**About this exercise**: Give every entry again, unchanged, and leave its images out.

**Records supplied**:

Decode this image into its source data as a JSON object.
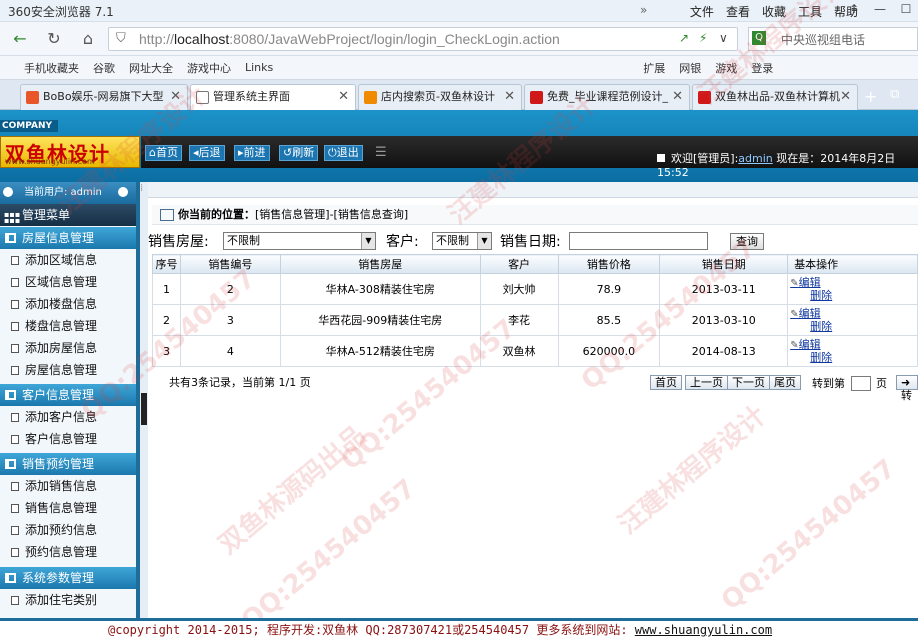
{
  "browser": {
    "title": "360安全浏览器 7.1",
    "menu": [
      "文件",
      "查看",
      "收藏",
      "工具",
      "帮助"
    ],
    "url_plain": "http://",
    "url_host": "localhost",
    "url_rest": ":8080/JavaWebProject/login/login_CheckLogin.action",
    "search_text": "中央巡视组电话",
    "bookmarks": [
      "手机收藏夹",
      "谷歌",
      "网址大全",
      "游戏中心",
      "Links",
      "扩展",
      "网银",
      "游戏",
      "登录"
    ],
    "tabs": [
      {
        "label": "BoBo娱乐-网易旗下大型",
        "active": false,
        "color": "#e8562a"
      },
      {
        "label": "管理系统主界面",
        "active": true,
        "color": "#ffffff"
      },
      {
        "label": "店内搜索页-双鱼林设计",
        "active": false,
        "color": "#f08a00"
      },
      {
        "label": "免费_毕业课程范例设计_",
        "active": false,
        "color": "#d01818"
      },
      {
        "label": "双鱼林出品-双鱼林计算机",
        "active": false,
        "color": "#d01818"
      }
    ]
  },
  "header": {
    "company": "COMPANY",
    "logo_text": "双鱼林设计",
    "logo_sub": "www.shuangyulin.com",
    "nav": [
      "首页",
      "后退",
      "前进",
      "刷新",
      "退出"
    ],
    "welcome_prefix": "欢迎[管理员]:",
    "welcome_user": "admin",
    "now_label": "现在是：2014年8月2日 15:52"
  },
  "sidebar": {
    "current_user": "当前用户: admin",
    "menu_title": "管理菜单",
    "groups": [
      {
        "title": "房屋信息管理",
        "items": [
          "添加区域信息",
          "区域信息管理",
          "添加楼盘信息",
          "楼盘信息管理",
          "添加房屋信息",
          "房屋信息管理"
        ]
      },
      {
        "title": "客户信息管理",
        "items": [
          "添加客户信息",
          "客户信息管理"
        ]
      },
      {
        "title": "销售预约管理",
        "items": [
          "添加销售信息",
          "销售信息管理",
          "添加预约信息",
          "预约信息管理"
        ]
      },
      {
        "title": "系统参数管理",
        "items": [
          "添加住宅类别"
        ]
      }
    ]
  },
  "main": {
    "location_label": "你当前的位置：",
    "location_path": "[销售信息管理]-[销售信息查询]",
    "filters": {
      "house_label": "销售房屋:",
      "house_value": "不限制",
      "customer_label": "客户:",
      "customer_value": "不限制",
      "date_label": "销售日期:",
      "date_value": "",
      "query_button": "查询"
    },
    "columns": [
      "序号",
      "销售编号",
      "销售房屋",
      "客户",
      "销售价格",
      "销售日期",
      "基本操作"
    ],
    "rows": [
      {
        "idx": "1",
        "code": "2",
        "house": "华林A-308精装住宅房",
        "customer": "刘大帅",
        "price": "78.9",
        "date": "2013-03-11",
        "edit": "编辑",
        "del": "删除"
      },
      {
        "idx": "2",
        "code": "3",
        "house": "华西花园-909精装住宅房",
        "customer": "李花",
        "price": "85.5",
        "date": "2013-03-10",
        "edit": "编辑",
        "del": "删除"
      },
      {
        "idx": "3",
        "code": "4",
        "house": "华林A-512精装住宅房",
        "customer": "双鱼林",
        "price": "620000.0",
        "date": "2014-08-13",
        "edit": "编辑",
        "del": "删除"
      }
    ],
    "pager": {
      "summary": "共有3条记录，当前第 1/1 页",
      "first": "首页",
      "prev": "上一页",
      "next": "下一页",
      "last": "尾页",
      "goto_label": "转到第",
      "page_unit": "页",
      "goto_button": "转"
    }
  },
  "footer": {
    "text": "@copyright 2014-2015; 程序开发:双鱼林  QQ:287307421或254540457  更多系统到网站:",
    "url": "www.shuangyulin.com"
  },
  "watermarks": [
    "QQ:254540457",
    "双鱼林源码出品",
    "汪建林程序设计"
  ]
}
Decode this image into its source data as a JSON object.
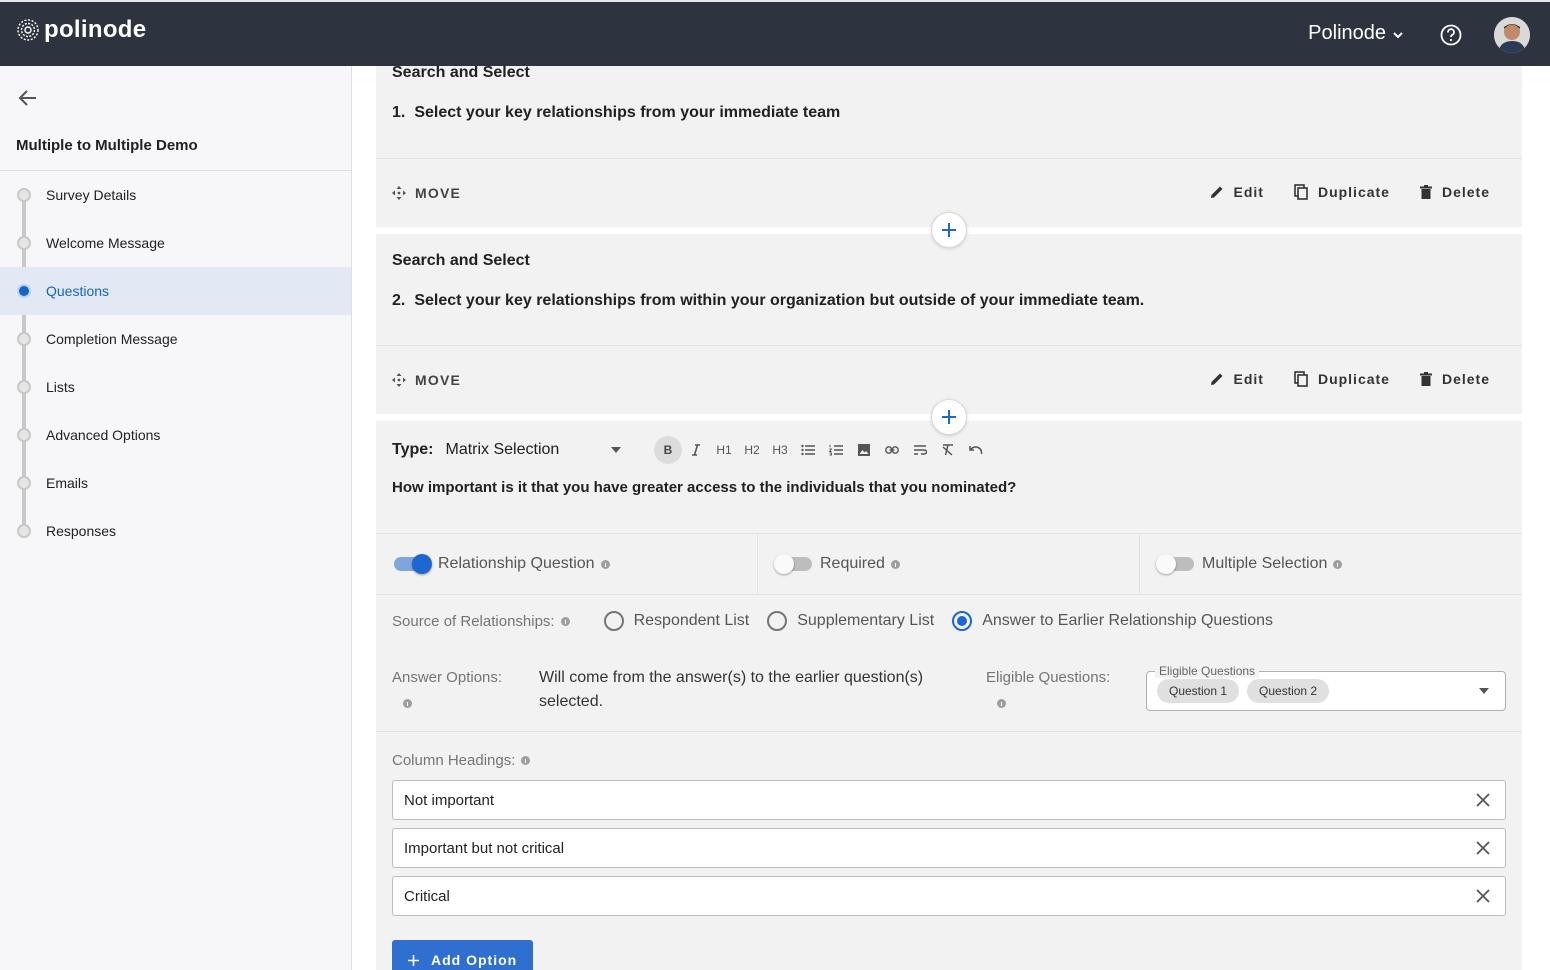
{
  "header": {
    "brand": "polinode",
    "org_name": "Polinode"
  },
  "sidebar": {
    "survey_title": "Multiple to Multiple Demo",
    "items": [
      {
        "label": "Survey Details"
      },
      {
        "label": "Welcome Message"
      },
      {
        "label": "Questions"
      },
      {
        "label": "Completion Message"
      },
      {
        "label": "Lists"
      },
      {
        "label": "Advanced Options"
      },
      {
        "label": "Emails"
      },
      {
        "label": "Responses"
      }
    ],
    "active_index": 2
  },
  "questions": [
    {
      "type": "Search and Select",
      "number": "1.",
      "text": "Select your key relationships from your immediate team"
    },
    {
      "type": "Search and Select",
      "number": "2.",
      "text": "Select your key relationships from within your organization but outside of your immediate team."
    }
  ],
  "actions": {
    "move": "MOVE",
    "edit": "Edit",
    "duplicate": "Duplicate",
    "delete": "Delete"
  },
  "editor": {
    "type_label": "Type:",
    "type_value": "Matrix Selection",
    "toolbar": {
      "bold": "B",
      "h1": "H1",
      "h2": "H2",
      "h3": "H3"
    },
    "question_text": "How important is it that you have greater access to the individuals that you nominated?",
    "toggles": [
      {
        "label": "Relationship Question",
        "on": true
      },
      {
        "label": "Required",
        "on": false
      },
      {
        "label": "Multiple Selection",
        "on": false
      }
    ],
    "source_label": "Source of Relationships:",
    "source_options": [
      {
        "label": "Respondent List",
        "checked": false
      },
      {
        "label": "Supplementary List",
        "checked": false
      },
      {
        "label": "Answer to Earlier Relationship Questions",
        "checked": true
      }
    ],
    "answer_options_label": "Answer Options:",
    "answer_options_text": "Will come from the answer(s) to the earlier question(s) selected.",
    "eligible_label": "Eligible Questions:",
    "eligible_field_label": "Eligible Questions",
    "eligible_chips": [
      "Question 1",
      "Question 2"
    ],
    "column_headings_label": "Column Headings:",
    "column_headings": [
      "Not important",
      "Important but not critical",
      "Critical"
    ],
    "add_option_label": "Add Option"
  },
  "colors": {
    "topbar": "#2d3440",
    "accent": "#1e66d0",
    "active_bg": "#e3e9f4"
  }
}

**Finished task**:
Decode this image into its source data as a JSON object.
{
  "browser": {
    "title": "360安全浏览器 7.1",
    "menu": [
      "文件",
      "查看",
      "收藏",
      "工具",
      "帮助"
    ],
    "url_plain": "http://",
    "url_host": "localhost",
    "url_rest": ":8080/JavaWebProject/login/login_CheckLogin.action",
    "search_text": "中央巡视组电话",
    "bookmarks": [
      "手机收藏夹",
      "谷歌",
      "网址大全",
      "游戏中心",
      "Links",
      "扩展",
      "网银",
      "游戏",
      "登录"
    ],
    "tabs": [
      {
        "label": "BoBo娱乐-网易旗下大型",
        "active": false,
        "color": "#e8562a"
      },
      {
        "label": "管理系统主界面",
        "active": true,
        "color": "#ffffff"
      },
      {
        "label": "店内搜索页-双鱼林设计",
        "active": false,
        "color": "#f08a00"
      },
      {
        "label": "免费_毕业课程范例设计_",
        "active": false,
        "color": "#d01818"
      },
      {
        "label": "双鱼林出品-双鱼林计算机",
        "active": false,
        "color": "#d01818"
      }
    ]
  },
  "header": {
    "company": "COMPANY",
    "logo_text": "双鱼林设计",
    "logo_sub": "www.shuangyulin.com",
    "nav": [
      "首页",
      "后退",
      "前进",
      "刷新",
      "退出"
    ],
    "welcome_prefix": "欢迎[管理员]:",
    "welcome_user": "admin",
    "now_label": "现在是：2014年8月2日 15:52"
  },
  "sidebar": {
    "current_user": "当前用户: admin",
    "menu_title": "管理菜单",
    "groups": [
      {
        "title": "房屋信息管理",
        "items": [
          "添加区域信息",
          "区域信息管理",
          "添加楼盘信息",
          "楼盘信息管理",
          "添加房屋信息",
          "房屋信息管理"
        ]
      },
      {
        "title": "客户信息管理",
        "items": [
          "添加客户信息",
          "客户信息管理"
        ]
      },
      {
        "title": "销售预约管理",
        "items": [
          "添加销售信息",
          "销售信息管理",
          "添加预约信息",
          "预约信息管理"
        ]
      },
      {
        "title": "系统参数管理",
        "items": [
          "添加住宅类别"
        ]
      }
    ]
  },
  "main": {
    "location_label": "你当前的位置：",
    "location_path": "[销售信息管理]-[销售信息查询]",
    "filters": {
      "house_label": "销售房屋:",
      "house_value": "不限制",
      "customer_label": "客户:",
      "customer_value": "不限制",
      "date_label": "销售日期:",
      "date_value": "",
      "query_button": "查询"
    },
    "columns": [
      "序号",
      "销售编号",
      "销售房屋",
      "客户",
      "销售价格",
      "销售日期",
      "基本操作"
    ],
    "rows": [
      {
        "idx": "1",
        "code": "2",
        "house": "华林A-308精装住宅房",
        "customer": "刘大帅",
        "price": "78.9",
        "date": "2013-03-11",
        "edit": "编辑",
        "del": "删除"
      },
      {
        "idx": "2",
        "code": "3",
        "house": "华西花园-909精装住宅房",
        "customer": "李花",
        "price": "85.5",
        "date": "2013-03-10",
        "edit": "编辑",
        "del": "删除"
      },
      {
        "idx": "3",
        "code": "4",
        "house": "华林A-512精装住宅房",
        "customer": "双鱼林",
        "price": "620000.0",
        "date": "2014-08-13",
        "edit": "编辑",
        "del": "删除"
      }
    ],
    "pager": {
      "summary": "共有3条记录，当前第 1/1 页",
      "first": "首页",
      "prev": "上一页",
      "next": "下一页",
      "last": "尾页",
      "goto_label": "转到第",
      "page_unit": "页",
      "goto_button": "转"
    }
  },
  "footer": {
    "text": "@copyright 2014-2015; 程序开发:双鱼林  QQ:287307421或254540457  更多系统到网站:",
    "url": "www.shuangyulin.com"
  },
  "watermarks": [
    "QQ:254540457",
    "双鱼林源码出品",
    "汪建林程序设计"
  ]
}
Decode this image into its source data as a JSON object.
{
  "header": {
    "brand": "polinode",
    "org_name": "Polinode"
  },
  "sidebar": {
    "survey_title": "Multiple to Multiple Demo",
    "items": [
      {
        "label": "Survey Details"
      },
      {
        "label": "Welcome Message"
      },
      {
        "label": "Questions"
      },
      {
        "label": "Completion Message"
      },
      {
        "label": "Lists"
      },
      {
        "label": "Advanced Options"
      },
      {
        "label": "Emails"
      },
      {
        "label": "Responses"
      }
    ],
    "active_index": 2
  },
  "questions": [
    {
      "type": "Search and Select",
      "number": "1.",
      "text": "Select your key relationships from your immediate team"
    },
    {
      "type": "Search and Select",
      "number": "2.",
      "text": "Select your key relationships from within your organization but outside of your immediate team."
    }
  ],
  "actions": {
    "move": "MOVE",
    "edit": "Edit",
    "duplicate": "Duplicate",
    "delete": "Delete"
  },
  "editor": {
    "type_label": "Type:",
    "type_value": "Matrix Selection",
    "toolbar": {
      "bold": "B",
      "h1": "H1",
      "h2": "H2",
      "h3": "H3"
    },
    "question_text": "How important is it that you have greater access to the individuals that you nominated?",
    "toggles": [
      {
        "label": "Relationship Question",
        "on": true
      },
      {
        "label": "Required",
        "on": false
      },
      {
        "label": "Multiple Selection",
        "on": false
      }
    ],
    "source_label": "Source of Relationships:",
    "source_options": [
      {
        "label": "Respondent List",
        "checked": false
      },
      {
        "label": "Supplementary List",
        "checked": false
      },
      {
        "label": "Answer to Earlier Relationship Questions",
        "checked": true
      }
    ],
    "answer_options_label": "Answer Options:",
    "answer_options_text": "Will come from the answer(s) to the earlier question(s) selected.",
    "eligible_label": "Eligible Questions:",
    "eligible_field_label": "Eligible Questions",
    "eligible_chips": [
      "Question 1",
      "Question 2"
    ],
    "column_headings_label": "Column Headings:",
    "column_headings": [
      "Not important",
      "Important but not critical",
      "Critical"
    ],
    "add_option_label": "Add Option"
  },
  "colors": {
    "topbar": "#2d3440",
    "accent": "#1e66d0",
    "active_bg": "#e3e9f4"
  }
}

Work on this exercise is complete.